I think I looked at it a couple of times, but i wasn’t looking at the splits after 15 and it doesn’t matter anymore by that point—your GPS is off, it doesn’t matter and anyways it was too much energy to take the time to look. We had the 2:19 marathon men in front of us and we were in that group following them. We were lucky to have them for 12.5K. I stuck behind them and was running exactly that pace 16:22 for those two 5Ks and after they peeled off it turned into a race and we had to work.
That’s where the T-Fierce intensity kicks in.
I had a great group of girls to work with and now you just need to run hard and keep your pace. I hit the wind at 14K and one gust literally almost knocked me off my feet. I really had to work my way up and after the guys peeled off, I was in the front of a pack of girls and I latched on to this guy up ahead and made our way to the other pack with [American distance star] Molly Huddle and I was in that pack for a long time and we worked together for awhile, but it was windy and I stopped looking at my watch. You just have to run.

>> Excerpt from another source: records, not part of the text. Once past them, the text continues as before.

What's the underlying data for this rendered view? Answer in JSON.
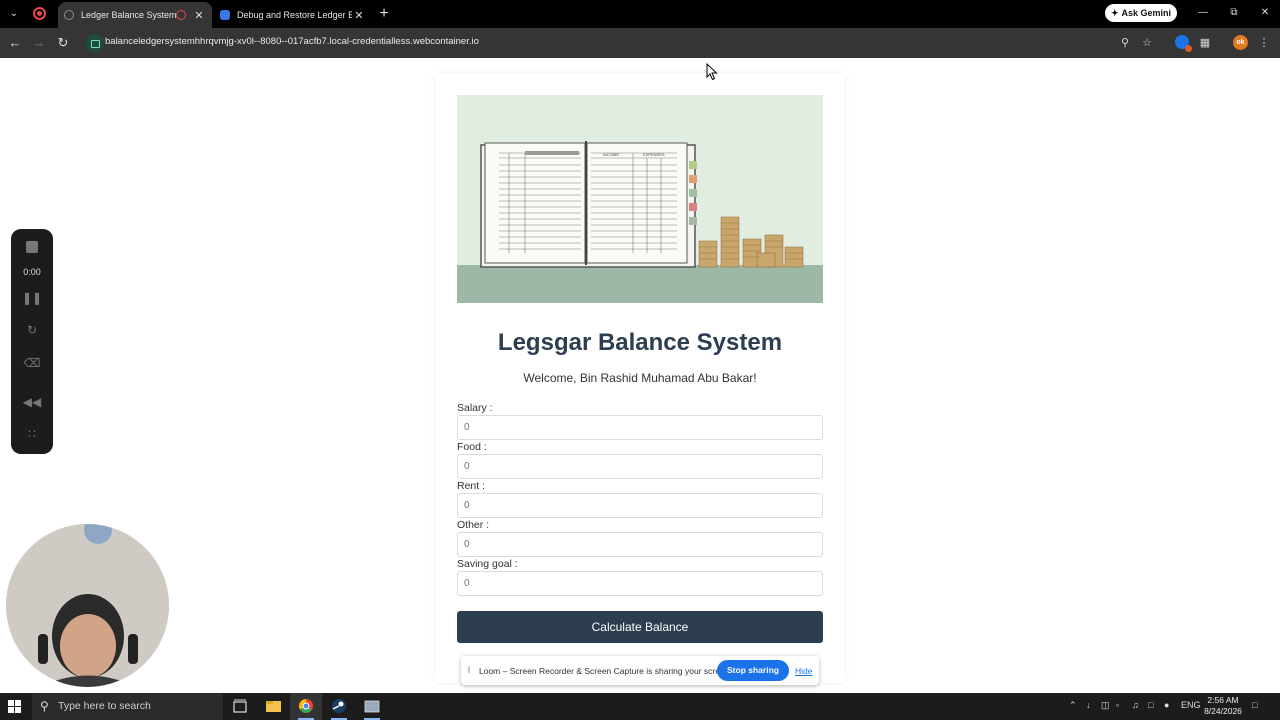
{
  "browser": {
    "tabs": [
      {
        "title": "Ledger Balance System",
        "active": true
      },
      {
        "title": "Debug and Restore Ledger Balance",
        "active": false
      }
    ],
    "new_tab": "+",
    "gemini_label": "Ask Gemini",
    "url": "balanceledgersystemhhrqvmjg-xv0l--8080--017acfb7.local-credentialless.webcontainer.io",
    "profile_initials": "ok"
  },
  "app": {
    "title": "Legsgar Balance System",
    "welcome": "Welcome, Bin Rashid Muhamad Abu Bakar!",
    "fields": [
      {
        "label": "Salary :",
        "value": "0"
      },
      {
        "label": "Food :",
        "value": "0"
      },
      {
        "label": "Rent :",
        "value": "0"
      },
      {
        "label": "Other :",
        "value": "0"
      },
      {
        "label": "Saving goal :",
        "value": "0"
      }
    ],
    "calculate_label": "Calculate Balance",
    "ledger_headers": [
      "INCOME",
      "EXPENSES"
    ]
  },
  "loom": {
    "timer": "0:00",
    "share_text": "Loom – Screen Recorder & Screen Capture is sharing your screen.",
    "stop_label": "Stop sharing",
    "hide_label": "Hide"
  },
  "taskbar": {
    "search_placeholder": "Type here to search",
    "language": "ENG",
    "time": "2:56 AM",
    "date": "8/24/2026"
  },
  "colors": {
    "primary": "#2c3e50",
    "hero_bg": "#e2ede2",
    "hero_floor": "#9db8a6",
    "coins": "#c9a66b",
    "loom_blue": "#1a73e8"
  }
}
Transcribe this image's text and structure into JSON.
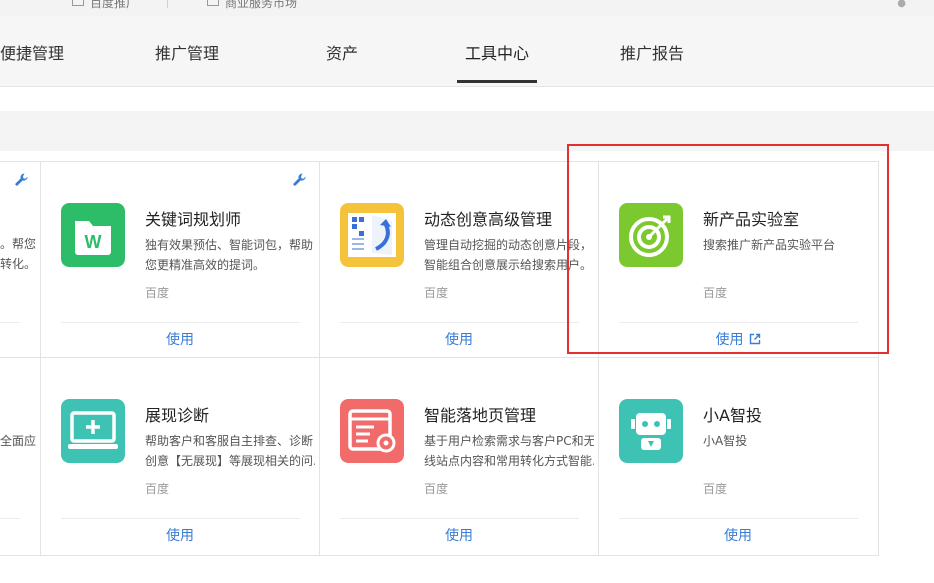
{
  "topbar": {
    "item_left": "百度推广",
    "item_right": "商业服务市场"
  },
  "nav": {
    "tabs": [
      {
        "label": "便捷管理"
      },
      {
        "label": "推广管理"
      },
      {
        "label": "资产"
      },
      {
        "label": "工具中心",
        "active": true
      },
      {
        "label": "推广报告"
      }
    ]
  },
  "partial_column": {
    "row1_lines": [
      "。帮您",
      "转化。"
    ],
    "row2_lines": [
      "全面应"
    ]
  },
  "cards": [
    {
      "title": "关键词规划师",
      "desc_lines": [
        "独有效果预估、智能词包，帮助",
        "您更精准高效的提词。"
      ],
      "vendor": "百度",
      "action": "使用",
      "icon": "folder-w-icon",
      "color": "#2dbd68"
    },
    {
      "title": "动态创意高级管理",
      "desc_lines": [
        "管理自动挖掘的动态创意片段，",
        "智能组合创意展示给搜索用户。"
      ],
      "vendor": "百度",
      "action": "使用",
      "icon": "book-arrow-icon",
      "color": "#f5c33b"
    },
    {
      "title": "新产品实验室",
      "desc_lines": [
        "搜索推广新产品实验平台"
      ],
      "vendor": "百度",
      "action": "使用",
      "icon": "target-icon",
      "color": "#7bc92f",
      "external": true
    },
    {
      "title": "展现诊断",
      "desc_lines": [
        "帮助客户和客服自主排查、诊断",
        "创意【无展现】等展现相关的问..."
      ],
      "vendor": "百度",
      "action": "使用",
      "icon": "monitor-plus-icon",
      "color": "#3ec2b4"
    },
    {
      "title": "智能落地页管理",
      "desc_lines": [
        "基于用户检索需求与客户PC和无",
        "线站点内容和常用转化方式智能..."
      ],
      "vendor": "百度",
      "action": "使用",
      "icon": "page-gear-icon",
      "color": "#f26b6b"
    },
    {
      "title": "小A智投",
      "desc_lines": [
        "小A智投"
      ],
      "vendor": "百度",
      "action": "使用",
      "icon": "robot-icon",
      "color": "#3ec2b4"
    }
  ]
}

What’s going through your mind at the time?
Fight through that wind. I look at the splits now and I did lose some time, but I had given myself such a good good cushion for 10K that I had 20 seconds to play with.
Was being the fastest female Canadian in the half marathon your goal?
Sub 70, that’s what I have been saying since I started training in November. My goal was: I’m going to Houston and break sub 70, but my fitness took a long time to come back. I took off 2 weeks in October and by the end of November I wasn’t near where I needed to be. I thought: this isn’t going to happen.
I always love when you elites have the same nagging doubts that we back of the pack runners feel. How did you get over the doubt?
I trusted Lynne’s [Kanuka] training. It will come back and in the last three weeks it was like: boom, I was where I needed to be. I had nothing to lose. My PB was 1:10:30 and I knew it was in my realm. It was a Canadian record and there’s a money bonus. In the last 5K, I was saying: this is your record. Go and get it.
And you did.
It was a battle. But yeah, I guess I did.
How is it that you get older and get faster?
Look at all these older women running fast: Malindi [Elmore, who set the Canadian marathon record that same day]; Lyndsay Tessier. I don’t think age has anything to do with it.
What’s it have to do with?
It’s been a blessing I’ve been able to stay healthy and I have all this training I’ve been able to do as a result. I can run faster now because I’ve been consistent for three years and training hard over time results in fast times. Plus, I have the experience of knowing my body and what works for me. A younger athlete might not now, but me? Whatever training it is, I’ve tried it and I feel lucky to have a coach on my wavelength.
There’s no magic bullet? A new stretch, a new workout, a new diet?
I’ve done a lot of thinking of what went wrong at Doha [World Athletic Championships] and I got wrapped up into what other people were doing. I had a hard time doing my own thing and trusting my training and it got into my head that I wasn’t doing what I needed to do and my confidence was shaken. I thought there was a certain way that my body needs to look like and I shouldn’t drink wine ever. I’m at the age where I know what works for me and going into Houston, if I didn’t run sub-70, so what?
You freed yourself from the pressure.
It didn’t matter either way and I lived my life normally. I trained my butt off, but I had wine whenever I wanted to and my body is what it is and I feel like strong as I ever was and I don’t care what the scale says. I feel great and I look great and I was confident knowing that I’m happy with my life.
Can you go faster still?
I hope so. That’s the goal
The PanAm cross country championships here in Victoria on February 29. A week of recovery then racing then the New York half on March 14.
I hope you get to take a minute and enjoy.
I’ll be careful and enjoy my recovery and Alan and I are going to celebrate this Canadian record, but I know that it’s not going to last long. So I’m going to enjoy this moment while I have it, but not be heartbroken when it’s gone.
Photograph by Alan Brookes, Canada Running Series.